• TRY IT
For the data below, say how many lines contain "TKIP". Only the number should be given.

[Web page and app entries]
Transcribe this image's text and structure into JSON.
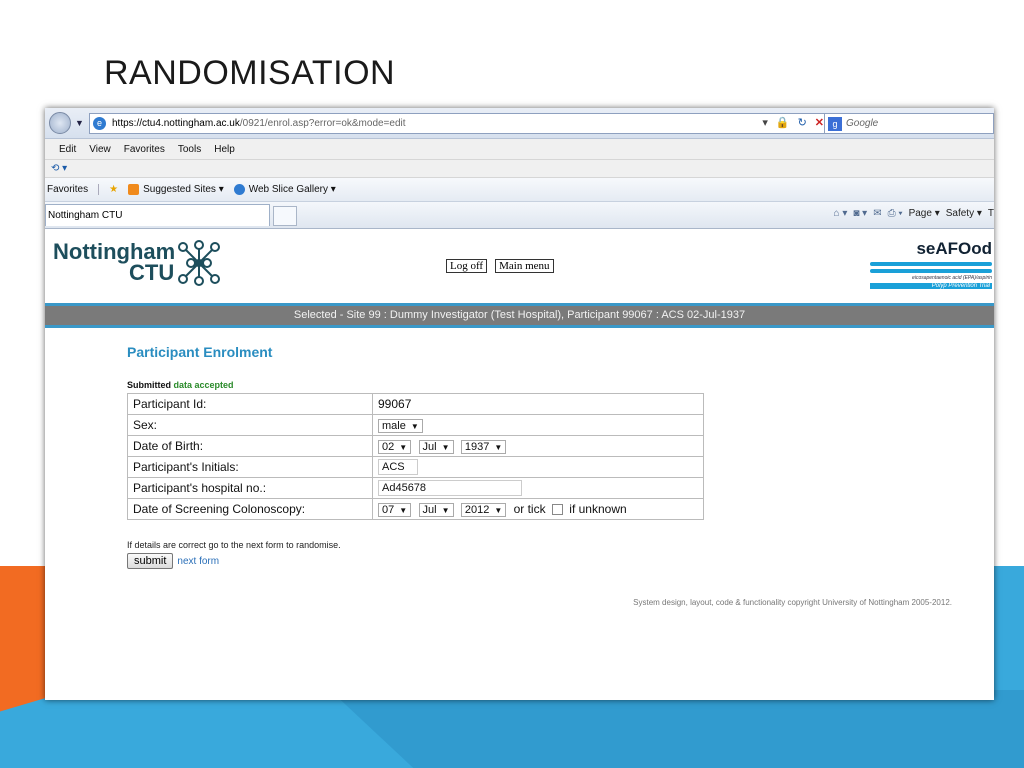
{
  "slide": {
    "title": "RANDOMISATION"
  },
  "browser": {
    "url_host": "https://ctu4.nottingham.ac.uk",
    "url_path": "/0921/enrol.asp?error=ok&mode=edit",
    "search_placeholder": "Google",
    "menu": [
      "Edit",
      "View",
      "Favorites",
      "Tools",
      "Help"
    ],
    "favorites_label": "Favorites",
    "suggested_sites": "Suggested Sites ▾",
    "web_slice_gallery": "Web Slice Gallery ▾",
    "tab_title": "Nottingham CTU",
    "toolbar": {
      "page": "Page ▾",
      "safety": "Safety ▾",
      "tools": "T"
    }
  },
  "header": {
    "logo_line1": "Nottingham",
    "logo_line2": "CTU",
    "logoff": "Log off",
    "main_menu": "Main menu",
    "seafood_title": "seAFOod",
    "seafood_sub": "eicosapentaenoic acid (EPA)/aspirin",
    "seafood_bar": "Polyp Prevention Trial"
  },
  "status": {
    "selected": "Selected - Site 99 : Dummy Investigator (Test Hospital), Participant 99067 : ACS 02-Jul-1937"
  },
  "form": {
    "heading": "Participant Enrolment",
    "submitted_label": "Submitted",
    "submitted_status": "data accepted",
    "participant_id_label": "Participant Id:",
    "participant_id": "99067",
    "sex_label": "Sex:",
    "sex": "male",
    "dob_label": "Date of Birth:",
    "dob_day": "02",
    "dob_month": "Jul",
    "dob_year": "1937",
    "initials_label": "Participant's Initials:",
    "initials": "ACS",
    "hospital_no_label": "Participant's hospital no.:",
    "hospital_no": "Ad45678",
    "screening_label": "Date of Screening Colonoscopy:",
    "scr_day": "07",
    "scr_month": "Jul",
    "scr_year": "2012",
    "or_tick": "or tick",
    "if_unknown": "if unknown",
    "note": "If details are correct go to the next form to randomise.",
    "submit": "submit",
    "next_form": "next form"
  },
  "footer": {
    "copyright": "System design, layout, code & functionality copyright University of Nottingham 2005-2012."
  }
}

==

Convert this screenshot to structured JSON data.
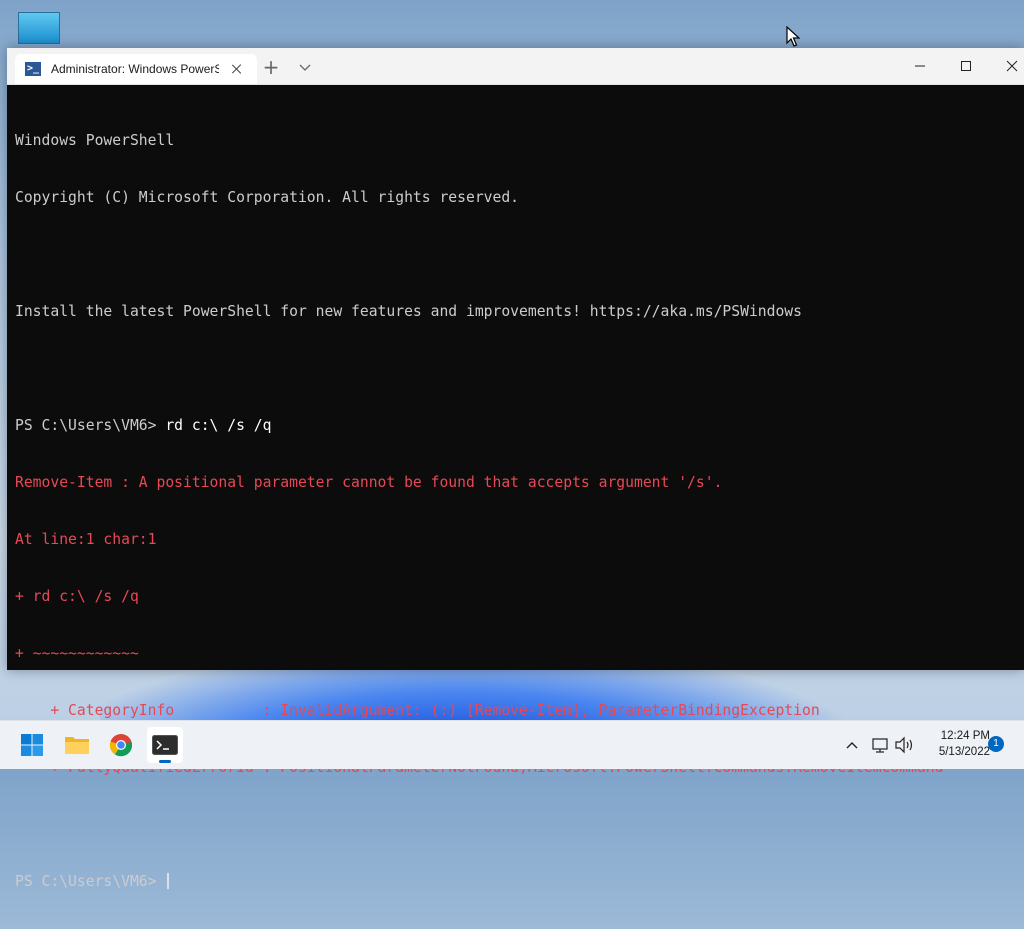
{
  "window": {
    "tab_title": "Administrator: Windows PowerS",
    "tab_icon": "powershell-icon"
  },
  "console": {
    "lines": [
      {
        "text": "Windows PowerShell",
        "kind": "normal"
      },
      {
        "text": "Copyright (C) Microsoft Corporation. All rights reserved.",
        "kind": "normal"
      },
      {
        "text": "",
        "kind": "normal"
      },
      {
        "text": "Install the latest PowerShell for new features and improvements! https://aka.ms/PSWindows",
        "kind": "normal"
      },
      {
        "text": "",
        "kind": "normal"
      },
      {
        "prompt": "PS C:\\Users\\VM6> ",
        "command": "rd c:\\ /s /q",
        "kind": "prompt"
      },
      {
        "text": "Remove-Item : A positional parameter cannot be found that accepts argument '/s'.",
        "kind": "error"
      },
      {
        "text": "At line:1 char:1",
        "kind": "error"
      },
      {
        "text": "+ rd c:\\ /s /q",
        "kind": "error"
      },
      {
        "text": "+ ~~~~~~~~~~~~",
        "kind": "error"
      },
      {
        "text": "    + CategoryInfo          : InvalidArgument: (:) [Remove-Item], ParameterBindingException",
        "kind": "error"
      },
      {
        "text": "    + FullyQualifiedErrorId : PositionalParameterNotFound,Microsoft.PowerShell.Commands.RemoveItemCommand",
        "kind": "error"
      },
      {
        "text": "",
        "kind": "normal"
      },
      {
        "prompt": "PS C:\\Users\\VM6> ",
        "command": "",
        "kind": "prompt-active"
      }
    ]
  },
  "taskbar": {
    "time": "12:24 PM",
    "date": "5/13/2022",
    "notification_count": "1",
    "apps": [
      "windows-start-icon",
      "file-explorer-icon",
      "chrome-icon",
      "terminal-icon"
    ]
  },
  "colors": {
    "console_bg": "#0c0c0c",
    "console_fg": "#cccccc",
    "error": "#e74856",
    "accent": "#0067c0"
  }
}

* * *

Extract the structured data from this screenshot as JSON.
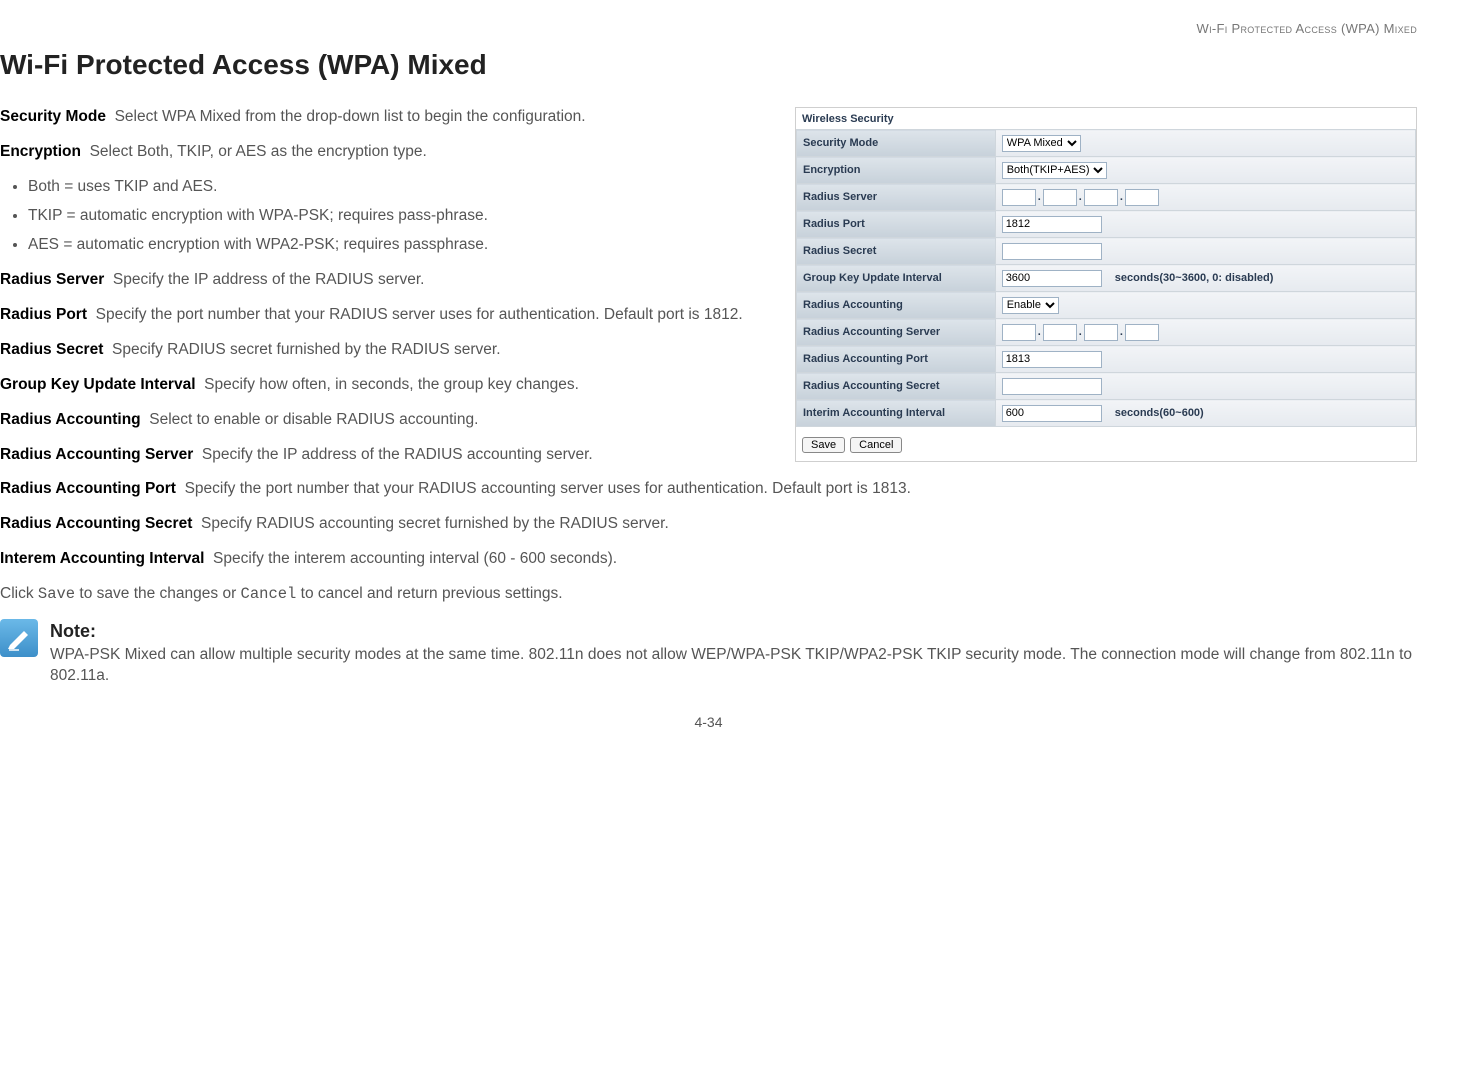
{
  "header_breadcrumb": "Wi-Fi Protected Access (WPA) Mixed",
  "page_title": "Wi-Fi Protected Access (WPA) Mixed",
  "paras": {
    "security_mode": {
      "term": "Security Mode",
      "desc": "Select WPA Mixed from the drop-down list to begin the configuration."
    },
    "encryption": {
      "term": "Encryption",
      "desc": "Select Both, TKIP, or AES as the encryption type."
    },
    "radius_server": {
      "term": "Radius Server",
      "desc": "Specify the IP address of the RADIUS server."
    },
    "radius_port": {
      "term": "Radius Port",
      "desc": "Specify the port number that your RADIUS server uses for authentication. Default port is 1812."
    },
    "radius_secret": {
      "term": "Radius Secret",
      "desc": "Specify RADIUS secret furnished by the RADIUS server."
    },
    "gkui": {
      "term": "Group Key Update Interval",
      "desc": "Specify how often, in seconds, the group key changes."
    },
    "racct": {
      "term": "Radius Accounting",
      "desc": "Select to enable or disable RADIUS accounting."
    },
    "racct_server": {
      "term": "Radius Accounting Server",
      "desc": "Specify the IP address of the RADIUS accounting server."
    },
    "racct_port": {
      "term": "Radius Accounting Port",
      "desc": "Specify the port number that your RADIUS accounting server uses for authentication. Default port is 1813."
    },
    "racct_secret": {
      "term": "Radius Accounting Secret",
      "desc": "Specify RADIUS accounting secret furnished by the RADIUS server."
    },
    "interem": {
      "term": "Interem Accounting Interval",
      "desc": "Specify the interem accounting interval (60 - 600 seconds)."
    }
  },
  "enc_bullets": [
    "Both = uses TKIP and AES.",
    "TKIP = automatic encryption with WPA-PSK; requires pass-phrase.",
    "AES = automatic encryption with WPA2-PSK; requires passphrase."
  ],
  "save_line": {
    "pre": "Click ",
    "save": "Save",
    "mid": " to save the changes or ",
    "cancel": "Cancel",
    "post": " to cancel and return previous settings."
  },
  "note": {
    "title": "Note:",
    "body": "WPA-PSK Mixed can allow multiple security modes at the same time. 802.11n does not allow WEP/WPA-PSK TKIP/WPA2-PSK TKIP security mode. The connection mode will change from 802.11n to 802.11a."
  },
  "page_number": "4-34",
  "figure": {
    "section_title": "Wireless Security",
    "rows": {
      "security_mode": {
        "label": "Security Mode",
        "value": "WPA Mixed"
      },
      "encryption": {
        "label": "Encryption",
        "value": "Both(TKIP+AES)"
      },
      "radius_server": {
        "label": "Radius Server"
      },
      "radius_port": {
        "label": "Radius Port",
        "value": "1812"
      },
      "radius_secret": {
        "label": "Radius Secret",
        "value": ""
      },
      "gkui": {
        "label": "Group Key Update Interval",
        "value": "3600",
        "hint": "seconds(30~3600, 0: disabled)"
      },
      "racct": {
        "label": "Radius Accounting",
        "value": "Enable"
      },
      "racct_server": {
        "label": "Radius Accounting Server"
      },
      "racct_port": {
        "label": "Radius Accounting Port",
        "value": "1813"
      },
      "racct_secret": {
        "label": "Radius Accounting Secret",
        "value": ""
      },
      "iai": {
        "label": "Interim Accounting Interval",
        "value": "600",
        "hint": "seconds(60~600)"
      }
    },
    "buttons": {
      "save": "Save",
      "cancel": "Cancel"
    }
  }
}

• PROBLEM SOLUTION
5